Suppose a person is subject to a relatively small money judgment owed to a credit card company. In this example, the judgment debtor receives monthly child support payments from her ex-husband. She accumulates the child support money in a separate bank account. She wants to know whether the deposited child support money is exempt from a bank account garnishment initiated by the judgment creditor.

This is a simple question with a complicated and uncertain answer. Under Florida law, the bank account funds are exempt from garnishment if the funds are traceable to a statutory or common law exemption. Several Florida court decisions have held that exempt assets retain their protection after being invested in a financial account. If child support payments are exempt, then by the same token the funds in the debtor’s account would be exempt.

Treatment Under Florida Exemption Statutes

Florida exemptions are expressed mostly in Chapter 222 of the Florida Statutes. There is no statutory exemption for child support funds.

In addition, the Florida garnishment statute provides that all garnished debtors be provided with a Claim of Exemption form on which they may assert that garnished funds are exempt for any of several reasons stated on the Form. Exemptions on the Form include head of household wages, social security, retirement money, and others. There is no listed exemption for child support.

Florida’s treatment of bankruptcy laws may provide a solution. Section 522(d)(10) of the Bankruptcy Code exempts from creditors and the bankruptcy trustee any funds reasonably necessary for the support of the debtor or their dependents. This section has been interpreted to cover the debtor’s child support funds.

Treatment in Bankruptcy

Florida has opted out of federal bankruptcy exemptions, so generally, the Bankruptcy Code exemptions are not applicable to Florida debtors. However, Florida statutes give Florida residents who file bankruptcy the ability to assert the exemptions listed in section 522(d)(10), regardless of the general “opt-out.” However, this section does not let Florida debtors assert the section 522(d)(10) exemptions, including child support, if the debtor is not in bankruptcy.

Consider the argument that child support payments are due to and are assets of the dependent child rather than property of the debtor. The problem with this position is that family law does not restrict expenditures of child support money received by the custodial spouse.

The woman in the above example may legally spend child support money on her own personal expenses, personal luxuries, or payment of other debts. The money is considered part of her discretionary funds and not money held in trust for the child.

Still, I believe that courts would hold that the money my client has received for child support and which she holds in a personal bank account is exempt. However, I am unable to find any statutory authority for the exemption.

Florida courts have exempted from creditors alimony and support payable to an ex-spouse on the basis of public policy. Courts probably would extend the same protection to child support.

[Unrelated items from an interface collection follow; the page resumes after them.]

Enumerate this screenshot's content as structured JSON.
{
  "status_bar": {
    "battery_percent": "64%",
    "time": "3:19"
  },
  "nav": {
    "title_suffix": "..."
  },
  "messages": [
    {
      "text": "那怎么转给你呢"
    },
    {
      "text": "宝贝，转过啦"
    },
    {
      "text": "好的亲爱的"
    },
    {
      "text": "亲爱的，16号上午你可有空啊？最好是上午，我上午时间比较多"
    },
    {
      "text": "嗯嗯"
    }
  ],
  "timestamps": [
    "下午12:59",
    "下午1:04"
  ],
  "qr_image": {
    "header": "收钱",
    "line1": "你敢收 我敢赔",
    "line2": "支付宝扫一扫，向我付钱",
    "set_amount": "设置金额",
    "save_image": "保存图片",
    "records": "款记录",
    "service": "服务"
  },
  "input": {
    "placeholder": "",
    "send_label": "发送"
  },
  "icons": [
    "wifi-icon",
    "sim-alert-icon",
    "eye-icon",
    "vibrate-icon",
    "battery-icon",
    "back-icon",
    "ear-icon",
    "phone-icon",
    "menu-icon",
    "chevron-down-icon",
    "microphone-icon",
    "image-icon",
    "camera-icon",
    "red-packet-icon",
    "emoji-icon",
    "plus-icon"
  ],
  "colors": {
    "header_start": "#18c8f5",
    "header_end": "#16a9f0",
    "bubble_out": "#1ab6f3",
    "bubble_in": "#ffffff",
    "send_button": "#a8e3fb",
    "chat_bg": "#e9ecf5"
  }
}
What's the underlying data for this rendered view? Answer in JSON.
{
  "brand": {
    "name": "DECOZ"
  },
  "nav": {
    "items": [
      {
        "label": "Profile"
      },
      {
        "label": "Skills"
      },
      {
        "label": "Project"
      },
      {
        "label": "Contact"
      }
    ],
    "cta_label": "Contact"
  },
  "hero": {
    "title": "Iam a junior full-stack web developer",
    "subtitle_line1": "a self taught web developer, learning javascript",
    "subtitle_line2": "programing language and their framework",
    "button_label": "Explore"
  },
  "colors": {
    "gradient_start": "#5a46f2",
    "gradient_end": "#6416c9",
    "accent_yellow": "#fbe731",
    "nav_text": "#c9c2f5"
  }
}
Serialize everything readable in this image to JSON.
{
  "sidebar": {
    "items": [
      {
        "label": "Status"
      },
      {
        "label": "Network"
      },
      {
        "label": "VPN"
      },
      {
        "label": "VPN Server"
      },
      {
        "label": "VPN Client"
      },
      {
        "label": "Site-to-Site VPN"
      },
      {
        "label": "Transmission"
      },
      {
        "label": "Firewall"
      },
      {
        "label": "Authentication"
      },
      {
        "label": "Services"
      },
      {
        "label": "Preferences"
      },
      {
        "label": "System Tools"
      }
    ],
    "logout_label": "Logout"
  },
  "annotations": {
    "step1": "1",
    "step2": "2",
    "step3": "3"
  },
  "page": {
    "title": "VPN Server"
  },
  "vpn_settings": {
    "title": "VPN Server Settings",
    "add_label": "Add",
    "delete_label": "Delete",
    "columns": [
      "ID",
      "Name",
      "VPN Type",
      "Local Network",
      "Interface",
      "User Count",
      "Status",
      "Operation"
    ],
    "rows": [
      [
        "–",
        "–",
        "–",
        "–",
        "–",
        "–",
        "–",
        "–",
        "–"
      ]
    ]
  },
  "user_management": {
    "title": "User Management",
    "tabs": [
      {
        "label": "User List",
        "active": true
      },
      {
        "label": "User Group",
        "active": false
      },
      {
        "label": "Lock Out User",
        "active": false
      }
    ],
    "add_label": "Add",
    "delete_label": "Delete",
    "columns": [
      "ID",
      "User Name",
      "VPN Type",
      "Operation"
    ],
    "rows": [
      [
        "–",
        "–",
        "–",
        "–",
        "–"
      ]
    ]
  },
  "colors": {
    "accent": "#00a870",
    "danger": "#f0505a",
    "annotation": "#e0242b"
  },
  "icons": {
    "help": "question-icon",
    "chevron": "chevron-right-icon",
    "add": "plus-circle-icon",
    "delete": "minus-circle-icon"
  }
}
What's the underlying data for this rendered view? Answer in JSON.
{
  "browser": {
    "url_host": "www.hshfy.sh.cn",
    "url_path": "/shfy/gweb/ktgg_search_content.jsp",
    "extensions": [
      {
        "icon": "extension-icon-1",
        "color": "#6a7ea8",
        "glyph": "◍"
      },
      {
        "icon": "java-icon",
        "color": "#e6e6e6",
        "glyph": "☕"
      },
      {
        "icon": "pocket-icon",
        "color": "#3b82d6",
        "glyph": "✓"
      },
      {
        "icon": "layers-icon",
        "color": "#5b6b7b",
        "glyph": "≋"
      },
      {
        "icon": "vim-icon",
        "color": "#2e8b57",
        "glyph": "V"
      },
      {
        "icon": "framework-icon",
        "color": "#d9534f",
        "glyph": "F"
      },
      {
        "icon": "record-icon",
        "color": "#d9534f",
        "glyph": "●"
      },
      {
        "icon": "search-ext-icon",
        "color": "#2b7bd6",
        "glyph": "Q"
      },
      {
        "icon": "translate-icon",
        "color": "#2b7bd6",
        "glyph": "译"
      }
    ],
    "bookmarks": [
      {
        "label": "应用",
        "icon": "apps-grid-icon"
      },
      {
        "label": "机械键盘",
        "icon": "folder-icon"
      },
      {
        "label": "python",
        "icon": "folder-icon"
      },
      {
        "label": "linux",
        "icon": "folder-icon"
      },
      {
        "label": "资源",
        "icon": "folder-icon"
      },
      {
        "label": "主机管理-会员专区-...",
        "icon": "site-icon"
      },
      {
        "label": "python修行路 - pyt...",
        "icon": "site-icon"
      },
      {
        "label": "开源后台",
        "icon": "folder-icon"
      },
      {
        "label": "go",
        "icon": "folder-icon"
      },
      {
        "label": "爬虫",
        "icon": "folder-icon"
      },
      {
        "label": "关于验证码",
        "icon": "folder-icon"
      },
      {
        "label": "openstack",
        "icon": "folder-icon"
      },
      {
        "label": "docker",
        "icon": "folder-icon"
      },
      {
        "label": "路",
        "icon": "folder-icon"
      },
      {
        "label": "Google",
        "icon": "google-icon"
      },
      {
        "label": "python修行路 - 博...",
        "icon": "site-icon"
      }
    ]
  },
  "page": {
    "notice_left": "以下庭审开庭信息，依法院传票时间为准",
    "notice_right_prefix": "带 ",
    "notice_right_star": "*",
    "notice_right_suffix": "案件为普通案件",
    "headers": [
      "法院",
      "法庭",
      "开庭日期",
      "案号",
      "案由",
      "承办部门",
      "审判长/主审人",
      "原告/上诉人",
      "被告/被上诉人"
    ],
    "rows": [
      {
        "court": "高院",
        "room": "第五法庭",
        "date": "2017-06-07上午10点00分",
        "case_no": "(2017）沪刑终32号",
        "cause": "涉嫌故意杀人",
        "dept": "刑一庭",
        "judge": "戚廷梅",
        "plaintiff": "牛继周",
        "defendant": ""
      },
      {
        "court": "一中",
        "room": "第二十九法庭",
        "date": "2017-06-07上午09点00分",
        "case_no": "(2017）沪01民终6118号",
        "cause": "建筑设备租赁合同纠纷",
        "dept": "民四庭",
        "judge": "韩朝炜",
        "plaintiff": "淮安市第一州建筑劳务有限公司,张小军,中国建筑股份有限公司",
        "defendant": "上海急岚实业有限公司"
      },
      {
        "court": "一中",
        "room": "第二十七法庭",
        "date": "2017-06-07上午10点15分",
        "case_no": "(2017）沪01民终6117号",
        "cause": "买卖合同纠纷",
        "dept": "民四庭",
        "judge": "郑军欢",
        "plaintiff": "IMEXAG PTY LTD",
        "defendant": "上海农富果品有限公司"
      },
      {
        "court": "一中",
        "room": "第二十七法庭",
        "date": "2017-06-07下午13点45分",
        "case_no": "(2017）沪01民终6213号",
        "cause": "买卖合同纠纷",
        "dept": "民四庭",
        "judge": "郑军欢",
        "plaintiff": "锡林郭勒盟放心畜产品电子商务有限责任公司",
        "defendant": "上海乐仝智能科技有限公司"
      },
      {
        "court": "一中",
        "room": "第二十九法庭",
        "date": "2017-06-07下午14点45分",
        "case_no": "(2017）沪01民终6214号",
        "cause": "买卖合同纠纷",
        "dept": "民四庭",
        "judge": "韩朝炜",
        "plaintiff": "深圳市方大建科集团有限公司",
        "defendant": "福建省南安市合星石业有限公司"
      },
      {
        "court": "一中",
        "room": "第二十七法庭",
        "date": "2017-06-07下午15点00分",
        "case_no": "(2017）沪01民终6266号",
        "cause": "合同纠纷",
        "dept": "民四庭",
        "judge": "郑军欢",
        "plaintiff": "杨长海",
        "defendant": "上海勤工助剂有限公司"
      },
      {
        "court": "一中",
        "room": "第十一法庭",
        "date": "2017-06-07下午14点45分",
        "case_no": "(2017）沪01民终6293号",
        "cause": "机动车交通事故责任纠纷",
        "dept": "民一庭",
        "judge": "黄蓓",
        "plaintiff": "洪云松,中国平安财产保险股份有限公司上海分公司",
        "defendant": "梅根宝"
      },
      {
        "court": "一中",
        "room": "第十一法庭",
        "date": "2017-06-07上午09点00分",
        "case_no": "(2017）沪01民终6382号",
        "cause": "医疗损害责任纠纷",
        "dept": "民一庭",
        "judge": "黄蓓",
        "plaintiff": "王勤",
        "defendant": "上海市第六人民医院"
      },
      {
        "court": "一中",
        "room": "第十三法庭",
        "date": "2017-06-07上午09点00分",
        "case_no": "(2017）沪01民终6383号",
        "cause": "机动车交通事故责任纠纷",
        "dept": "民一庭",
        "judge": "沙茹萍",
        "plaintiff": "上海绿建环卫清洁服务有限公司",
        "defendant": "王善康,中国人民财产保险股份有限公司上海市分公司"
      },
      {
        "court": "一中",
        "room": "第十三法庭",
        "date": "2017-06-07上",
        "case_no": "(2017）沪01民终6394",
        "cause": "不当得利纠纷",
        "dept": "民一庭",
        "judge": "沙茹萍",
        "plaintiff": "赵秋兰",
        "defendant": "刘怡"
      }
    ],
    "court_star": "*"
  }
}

Permitting a parent’s creditors to garnish child support is inconsistent with the strong policy and broad equitable powers of judicial enforcement that ensure payments of funds appropriate to support a dependent child after divorce.

I do not believe a creditor will successfully garnish a child support payment either before it is paid or after it is received and deposited in the bank.

Jon Alper

About the Author

I’m a nationally recognized attorney specializing in asset protection planning. I graduated with honors from the University of Florida Law School and have practiced law for almost 50 years.

I have been recognized as a legal expert by media outlets such as the New York Times and the Wall Street Journal. I have helped thousands of clients protect their assets from creditors.